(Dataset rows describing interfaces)

__________________________________________________

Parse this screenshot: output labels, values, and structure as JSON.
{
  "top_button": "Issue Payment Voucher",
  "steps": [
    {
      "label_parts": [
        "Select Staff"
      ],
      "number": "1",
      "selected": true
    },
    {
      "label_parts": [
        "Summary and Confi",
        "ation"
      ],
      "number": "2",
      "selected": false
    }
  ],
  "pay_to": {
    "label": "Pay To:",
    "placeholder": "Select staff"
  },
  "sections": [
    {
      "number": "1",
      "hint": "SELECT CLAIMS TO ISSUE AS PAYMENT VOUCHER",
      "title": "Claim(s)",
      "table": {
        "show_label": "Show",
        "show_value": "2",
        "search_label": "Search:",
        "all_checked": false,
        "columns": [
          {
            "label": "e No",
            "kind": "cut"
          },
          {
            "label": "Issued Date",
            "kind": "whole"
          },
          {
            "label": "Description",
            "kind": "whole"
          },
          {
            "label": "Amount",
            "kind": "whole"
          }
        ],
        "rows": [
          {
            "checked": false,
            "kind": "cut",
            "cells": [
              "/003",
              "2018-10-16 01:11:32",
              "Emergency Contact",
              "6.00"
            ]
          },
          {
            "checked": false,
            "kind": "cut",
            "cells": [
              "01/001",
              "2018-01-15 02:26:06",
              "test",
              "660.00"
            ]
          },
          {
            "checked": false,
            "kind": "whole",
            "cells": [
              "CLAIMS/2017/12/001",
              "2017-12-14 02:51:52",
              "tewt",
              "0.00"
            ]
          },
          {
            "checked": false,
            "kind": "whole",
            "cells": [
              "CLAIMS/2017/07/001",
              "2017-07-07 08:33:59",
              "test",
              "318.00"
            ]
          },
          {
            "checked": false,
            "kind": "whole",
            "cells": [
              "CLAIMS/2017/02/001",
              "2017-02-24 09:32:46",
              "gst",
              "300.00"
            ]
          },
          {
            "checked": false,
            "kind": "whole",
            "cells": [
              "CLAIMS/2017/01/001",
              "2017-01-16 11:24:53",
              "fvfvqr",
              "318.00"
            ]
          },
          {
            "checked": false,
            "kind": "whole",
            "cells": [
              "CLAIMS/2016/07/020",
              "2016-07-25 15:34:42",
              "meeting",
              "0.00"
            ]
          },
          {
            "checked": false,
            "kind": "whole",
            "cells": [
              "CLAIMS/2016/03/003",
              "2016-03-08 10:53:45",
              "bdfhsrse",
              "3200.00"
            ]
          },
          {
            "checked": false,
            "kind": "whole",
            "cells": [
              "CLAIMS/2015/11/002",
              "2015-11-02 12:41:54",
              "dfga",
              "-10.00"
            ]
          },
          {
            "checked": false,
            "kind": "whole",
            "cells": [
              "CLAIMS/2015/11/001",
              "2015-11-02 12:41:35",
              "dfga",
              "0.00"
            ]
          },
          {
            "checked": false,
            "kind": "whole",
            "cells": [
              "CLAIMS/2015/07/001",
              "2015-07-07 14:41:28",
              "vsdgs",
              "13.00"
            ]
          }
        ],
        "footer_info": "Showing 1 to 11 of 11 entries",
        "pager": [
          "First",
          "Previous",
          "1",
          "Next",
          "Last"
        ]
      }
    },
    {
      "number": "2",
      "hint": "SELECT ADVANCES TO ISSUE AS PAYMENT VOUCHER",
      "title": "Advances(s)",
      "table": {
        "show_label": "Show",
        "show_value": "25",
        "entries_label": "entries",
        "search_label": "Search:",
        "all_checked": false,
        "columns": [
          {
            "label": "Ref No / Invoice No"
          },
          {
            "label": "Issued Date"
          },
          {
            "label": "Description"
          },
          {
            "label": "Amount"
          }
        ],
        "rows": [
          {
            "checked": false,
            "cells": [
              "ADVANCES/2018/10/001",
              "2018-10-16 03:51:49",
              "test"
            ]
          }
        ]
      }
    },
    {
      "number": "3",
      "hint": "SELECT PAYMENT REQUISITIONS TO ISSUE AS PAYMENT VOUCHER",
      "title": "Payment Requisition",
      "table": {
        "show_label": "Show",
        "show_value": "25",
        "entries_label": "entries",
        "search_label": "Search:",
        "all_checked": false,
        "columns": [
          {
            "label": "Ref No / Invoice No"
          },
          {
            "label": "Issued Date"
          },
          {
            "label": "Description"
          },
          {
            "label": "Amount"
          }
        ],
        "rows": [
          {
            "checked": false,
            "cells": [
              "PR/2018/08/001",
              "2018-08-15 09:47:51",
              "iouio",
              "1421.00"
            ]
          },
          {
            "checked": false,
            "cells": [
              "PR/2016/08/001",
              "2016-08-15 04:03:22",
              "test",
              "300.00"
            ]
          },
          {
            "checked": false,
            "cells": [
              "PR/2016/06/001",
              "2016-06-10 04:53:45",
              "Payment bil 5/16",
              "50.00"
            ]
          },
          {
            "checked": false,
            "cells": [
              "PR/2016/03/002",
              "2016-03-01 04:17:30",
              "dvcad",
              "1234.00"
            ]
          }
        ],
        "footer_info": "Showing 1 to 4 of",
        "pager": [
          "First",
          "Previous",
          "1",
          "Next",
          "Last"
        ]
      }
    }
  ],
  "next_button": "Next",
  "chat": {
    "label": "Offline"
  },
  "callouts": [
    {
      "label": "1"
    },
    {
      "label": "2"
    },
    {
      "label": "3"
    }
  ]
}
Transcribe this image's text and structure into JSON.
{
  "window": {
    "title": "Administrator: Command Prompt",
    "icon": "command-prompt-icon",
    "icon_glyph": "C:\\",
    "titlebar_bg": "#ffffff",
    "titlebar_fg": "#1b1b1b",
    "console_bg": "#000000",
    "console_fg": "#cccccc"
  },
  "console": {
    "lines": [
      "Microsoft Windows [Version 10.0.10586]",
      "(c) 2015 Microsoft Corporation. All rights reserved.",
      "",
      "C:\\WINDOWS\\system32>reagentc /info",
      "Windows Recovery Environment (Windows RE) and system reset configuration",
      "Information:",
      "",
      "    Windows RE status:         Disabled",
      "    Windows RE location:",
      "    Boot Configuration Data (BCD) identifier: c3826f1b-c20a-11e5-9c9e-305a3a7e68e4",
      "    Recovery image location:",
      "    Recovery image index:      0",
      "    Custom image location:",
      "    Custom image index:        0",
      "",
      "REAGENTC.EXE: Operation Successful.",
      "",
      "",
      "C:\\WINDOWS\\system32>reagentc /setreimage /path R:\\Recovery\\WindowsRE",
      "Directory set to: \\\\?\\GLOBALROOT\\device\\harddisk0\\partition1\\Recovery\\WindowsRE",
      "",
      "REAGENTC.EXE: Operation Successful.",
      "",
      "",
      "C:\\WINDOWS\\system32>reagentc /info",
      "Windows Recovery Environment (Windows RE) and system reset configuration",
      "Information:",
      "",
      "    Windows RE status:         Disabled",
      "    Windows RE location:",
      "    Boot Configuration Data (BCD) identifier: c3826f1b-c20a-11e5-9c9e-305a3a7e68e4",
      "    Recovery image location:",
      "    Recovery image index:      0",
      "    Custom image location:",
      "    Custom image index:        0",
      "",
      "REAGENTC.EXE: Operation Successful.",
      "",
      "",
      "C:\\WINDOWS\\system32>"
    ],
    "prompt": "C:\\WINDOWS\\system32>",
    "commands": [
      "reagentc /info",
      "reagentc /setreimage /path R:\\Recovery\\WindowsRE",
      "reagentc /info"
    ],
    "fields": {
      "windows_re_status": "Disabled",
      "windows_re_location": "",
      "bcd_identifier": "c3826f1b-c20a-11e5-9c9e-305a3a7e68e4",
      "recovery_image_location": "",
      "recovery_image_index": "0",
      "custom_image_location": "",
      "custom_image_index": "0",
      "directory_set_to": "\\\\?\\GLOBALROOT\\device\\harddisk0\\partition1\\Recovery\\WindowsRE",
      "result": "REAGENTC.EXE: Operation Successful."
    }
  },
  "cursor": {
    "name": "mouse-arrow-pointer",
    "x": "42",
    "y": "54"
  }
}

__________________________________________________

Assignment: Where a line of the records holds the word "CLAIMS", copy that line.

Task response:
      "hint": "SELECT CLAIMS TO ISSUE AS PAYMENT VOUCHER",
              "CLAIMS/2017/12/001",
              "CLAIMS/2017/07/001",
              "CLAIMS/2017/02/001",
              "CLAIMS/2017/01/001",
              "CLAIMS/2016/07/020",
              "CLAIMS/2016/03/003",
              "CLAIMS/2015/11/002",
              "CLAIMS/2015/11/001",
              "CLAIMS/2015/07/001",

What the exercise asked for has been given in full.